» Requirement
Report the tally of lines featuring the word "text" in the entries below, without anything else.

» Study material
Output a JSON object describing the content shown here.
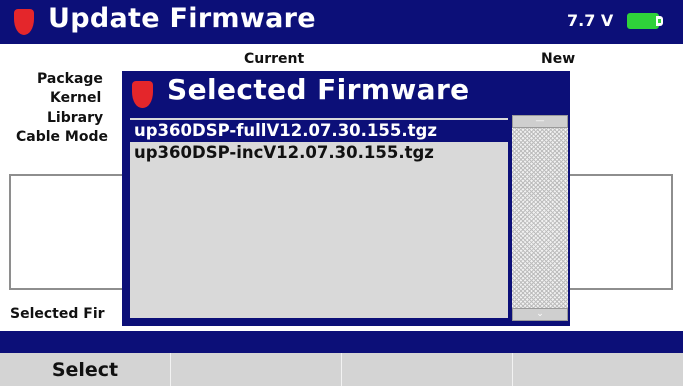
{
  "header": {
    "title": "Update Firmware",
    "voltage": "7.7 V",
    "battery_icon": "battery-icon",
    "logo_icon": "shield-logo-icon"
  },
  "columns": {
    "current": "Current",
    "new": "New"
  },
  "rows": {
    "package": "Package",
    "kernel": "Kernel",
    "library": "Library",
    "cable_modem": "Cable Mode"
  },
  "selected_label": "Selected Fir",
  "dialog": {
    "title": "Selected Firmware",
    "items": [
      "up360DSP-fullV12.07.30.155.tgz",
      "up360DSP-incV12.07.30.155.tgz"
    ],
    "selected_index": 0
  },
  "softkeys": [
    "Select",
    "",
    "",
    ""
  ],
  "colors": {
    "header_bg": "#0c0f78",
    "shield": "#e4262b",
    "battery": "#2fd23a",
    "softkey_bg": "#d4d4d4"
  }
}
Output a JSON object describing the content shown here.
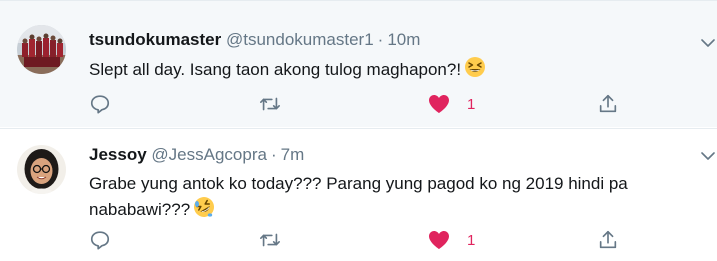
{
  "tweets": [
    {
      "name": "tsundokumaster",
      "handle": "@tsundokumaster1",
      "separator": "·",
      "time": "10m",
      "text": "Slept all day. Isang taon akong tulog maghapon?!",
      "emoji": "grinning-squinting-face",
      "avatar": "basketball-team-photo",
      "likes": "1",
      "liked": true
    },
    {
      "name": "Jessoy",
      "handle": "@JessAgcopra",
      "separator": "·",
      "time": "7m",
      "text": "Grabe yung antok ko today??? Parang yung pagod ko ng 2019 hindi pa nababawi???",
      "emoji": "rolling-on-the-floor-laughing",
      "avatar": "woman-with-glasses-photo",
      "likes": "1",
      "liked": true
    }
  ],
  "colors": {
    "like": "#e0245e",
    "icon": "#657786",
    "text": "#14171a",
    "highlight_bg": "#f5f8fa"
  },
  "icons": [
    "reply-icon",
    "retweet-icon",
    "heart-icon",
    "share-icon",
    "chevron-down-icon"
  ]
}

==

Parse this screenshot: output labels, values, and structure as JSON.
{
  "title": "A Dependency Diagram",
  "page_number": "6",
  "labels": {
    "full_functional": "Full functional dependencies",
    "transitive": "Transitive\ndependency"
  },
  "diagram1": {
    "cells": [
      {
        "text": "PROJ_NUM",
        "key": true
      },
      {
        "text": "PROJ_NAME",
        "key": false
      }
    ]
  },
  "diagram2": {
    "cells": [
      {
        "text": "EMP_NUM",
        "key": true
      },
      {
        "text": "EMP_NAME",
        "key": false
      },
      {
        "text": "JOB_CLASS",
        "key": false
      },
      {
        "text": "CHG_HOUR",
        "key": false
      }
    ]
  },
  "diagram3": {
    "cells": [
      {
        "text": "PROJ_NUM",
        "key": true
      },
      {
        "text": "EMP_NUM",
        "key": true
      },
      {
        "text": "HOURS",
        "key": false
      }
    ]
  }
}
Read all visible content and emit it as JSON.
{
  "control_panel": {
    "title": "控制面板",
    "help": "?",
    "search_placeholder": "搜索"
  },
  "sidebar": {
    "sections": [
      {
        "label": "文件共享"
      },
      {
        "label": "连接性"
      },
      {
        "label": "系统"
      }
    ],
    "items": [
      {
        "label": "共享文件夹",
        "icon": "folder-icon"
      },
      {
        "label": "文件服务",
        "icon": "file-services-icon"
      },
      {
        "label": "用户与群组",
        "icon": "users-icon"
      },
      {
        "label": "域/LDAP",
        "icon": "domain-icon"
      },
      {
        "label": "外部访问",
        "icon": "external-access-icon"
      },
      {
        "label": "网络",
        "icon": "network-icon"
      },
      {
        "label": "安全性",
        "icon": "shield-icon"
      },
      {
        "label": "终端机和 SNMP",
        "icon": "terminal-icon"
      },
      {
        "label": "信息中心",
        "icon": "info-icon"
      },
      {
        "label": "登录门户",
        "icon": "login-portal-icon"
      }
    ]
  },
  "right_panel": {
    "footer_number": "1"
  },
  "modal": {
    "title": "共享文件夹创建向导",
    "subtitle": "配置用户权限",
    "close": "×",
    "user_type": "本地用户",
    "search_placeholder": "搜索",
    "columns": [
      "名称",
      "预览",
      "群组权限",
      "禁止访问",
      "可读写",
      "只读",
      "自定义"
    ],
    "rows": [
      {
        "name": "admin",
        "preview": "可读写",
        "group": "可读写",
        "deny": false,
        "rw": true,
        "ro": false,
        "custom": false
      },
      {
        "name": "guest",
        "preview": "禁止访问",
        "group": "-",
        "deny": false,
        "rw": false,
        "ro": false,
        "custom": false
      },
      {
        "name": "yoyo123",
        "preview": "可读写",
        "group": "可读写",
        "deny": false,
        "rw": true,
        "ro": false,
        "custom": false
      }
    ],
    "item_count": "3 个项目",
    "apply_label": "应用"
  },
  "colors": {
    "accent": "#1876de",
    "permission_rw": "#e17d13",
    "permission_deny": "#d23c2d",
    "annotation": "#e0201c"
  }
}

» Written response
12